Last year I ran over a deer at 55 mph after it was hit and killed by another vehicle. It took off my heavy duty heat exchanger and knocked my lower radiator mount back about 3" so don't be confused by the strange arrangement of the A/C lines which were bent from the straight down position to straight back. The condenser #8 line was crimped a good bit just below the fitting and that didn't help matters, although the A/C still functioned I felt it would result in higher high side pressure and cause other problems.
Rather than stick a used stocker in place (new is $200 plus) I decided to look into the parallel flow condenser which is much cheaper and more efficient allegedly at this point until proven.
The stock condenser is 14 x 24" and about 1.75" thick. The parallel flow condenser dimensions are measured at the tube ends so a 24" wide parallel flow would actually be 25"+ and thus too wide. I opted for a
14 x 22 unit although if you wanted to you could possibly squeeze a 14 x 23" unit in place. The condenser is less than an inch thick so you could mount two in series if you're overly ambitious. I did see such an arrangement on the web involving an upgrade of this nature in an BMW.
This is the 14 x 24" unit.
This is the 14 x 22" unit
Fittings; O-ring insert #6 and #8
parallel flow condenser is metric; M20 x 1.5 (#8) and M18 x 1.5 (#6) Male.
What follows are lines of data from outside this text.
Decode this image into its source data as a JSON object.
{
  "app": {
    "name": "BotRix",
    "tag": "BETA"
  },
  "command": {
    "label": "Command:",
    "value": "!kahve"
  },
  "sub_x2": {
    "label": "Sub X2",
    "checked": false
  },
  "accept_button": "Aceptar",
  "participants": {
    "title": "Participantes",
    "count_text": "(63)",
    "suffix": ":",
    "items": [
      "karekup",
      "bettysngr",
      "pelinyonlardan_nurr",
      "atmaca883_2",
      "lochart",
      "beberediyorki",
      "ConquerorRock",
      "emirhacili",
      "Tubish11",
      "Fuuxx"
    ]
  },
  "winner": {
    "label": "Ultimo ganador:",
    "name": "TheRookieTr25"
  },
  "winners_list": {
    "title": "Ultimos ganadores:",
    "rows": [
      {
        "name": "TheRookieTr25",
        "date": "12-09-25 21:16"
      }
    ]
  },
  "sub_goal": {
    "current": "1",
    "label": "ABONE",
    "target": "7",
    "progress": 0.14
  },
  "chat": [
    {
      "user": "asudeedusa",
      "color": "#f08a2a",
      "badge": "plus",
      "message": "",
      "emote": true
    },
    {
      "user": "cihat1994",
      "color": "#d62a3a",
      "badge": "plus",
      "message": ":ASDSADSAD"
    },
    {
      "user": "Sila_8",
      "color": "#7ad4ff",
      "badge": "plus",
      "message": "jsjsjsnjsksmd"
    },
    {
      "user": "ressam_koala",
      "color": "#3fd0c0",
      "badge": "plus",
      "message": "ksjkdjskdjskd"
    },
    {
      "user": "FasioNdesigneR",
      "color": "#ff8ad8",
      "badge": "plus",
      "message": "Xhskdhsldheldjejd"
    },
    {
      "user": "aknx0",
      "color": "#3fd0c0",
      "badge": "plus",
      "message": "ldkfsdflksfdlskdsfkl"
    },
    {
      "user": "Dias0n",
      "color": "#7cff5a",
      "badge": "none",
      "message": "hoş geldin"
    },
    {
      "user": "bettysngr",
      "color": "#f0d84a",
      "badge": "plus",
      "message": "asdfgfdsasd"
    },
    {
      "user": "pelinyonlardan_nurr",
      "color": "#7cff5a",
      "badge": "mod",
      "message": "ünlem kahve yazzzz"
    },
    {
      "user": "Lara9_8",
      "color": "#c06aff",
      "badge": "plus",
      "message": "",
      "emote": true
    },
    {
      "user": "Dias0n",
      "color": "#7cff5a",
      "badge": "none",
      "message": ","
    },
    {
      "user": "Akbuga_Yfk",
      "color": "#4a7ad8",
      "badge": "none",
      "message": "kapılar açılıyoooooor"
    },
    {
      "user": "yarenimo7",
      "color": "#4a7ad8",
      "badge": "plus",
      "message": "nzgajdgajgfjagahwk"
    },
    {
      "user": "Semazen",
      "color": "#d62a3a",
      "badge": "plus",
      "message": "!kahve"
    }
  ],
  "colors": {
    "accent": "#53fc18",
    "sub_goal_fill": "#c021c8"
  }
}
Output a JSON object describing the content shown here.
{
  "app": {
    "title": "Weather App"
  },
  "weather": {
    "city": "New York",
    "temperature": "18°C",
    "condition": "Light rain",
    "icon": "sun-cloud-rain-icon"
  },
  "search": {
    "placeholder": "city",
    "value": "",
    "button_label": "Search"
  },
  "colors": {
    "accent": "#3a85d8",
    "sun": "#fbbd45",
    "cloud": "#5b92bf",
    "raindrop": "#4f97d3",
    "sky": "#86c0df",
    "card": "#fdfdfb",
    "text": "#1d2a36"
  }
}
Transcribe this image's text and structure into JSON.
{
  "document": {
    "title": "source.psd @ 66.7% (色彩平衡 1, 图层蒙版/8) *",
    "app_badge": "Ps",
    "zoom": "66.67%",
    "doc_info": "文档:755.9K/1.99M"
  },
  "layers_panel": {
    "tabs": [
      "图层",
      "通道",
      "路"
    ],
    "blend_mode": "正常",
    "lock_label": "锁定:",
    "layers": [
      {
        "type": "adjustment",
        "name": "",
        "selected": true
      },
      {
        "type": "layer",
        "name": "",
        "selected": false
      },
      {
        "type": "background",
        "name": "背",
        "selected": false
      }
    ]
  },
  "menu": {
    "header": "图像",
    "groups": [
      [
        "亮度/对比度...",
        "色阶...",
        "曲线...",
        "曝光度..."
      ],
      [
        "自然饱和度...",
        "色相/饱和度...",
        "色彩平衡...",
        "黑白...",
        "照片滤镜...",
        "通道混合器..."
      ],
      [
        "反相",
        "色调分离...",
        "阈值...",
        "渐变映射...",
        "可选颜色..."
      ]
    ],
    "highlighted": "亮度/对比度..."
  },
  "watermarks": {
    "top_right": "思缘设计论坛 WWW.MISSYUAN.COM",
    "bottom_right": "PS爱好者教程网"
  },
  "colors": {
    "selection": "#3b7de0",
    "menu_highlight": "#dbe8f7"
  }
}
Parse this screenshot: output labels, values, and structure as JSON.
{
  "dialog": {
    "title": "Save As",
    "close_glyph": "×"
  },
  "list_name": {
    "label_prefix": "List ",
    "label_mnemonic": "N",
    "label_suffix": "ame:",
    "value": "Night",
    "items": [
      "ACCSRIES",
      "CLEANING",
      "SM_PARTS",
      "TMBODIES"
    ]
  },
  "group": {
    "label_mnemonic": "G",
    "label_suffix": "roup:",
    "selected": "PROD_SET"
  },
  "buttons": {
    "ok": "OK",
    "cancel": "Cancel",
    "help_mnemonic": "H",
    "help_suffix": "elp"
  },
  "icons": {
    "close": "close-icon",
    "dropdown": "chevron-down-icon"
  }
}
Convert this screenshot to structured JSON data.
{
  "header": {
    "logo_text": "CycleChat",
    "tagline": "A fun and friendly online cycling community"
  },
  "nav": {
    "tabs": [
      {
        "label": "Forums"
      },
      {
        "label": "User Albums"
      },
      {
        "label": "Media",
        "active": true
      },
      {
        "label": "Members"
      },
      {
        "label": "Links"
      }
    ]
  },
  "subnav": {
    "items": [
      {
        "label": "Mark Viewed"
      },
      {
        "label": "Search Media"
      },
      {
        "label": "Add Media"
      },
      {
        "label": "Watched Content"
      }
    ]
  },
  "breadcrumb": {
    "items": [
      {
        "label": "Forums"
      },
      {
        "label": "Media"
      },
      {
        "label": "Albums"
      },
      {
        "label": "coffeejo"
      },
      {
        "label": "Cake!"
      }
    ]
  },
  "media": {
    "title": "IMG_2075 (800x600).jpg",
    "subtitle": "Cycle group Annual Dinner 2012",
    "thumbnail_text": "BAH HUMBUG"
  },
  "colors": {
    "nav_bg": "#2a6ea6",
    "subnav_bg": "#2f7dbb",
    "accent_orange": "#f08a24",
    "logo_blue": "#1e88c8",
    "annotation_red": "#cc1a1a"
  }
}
The Fiero is SAE 3/4 x 16 (#8) and 5/8 x 18 (#6) female (lines)
For those who have dysfunctional condensers it will probably be easiest to cut the fittings off and use them to compression fit to a set of barbed fittings for the parallel flow condenser. You will need to cut the barbed portion off of the fittings of course. I decided to skip making it look professional by having the lower barbed fittings butt welded together ~$15 and using barbed elbows with crush collars on them since I was not dealing with lines in their stock configuration. If you decide to fabricate your own lines independent of salvaging the ends from the OE condenser you'll have the challenge of creating a 180 degree bend with the appropriate ends in which case you may want to visit an A/C shop that does custom work, or a hose manufacturer. Also be aware that there are two hose options, standard A/C hose and reduced which has a smaller outer diameter. I'm using the standard hose.
You can get the fittings off ebay but 4 seasons is probably the best one stop shop, http://www.4s.com/Online%20...atalog/Content.aspx#
If that page doesn't take you straight there, hit the catalogs tab and under that select the "part number tab". Next select "Part specification", then catagory (AC fittings) and the rest is self explanatory. Note the dark blue bar in the selection area has a spot for images so select that to see what they're referencing.
[This message has been edited by Joseph Upson (edited 06-10-2015).]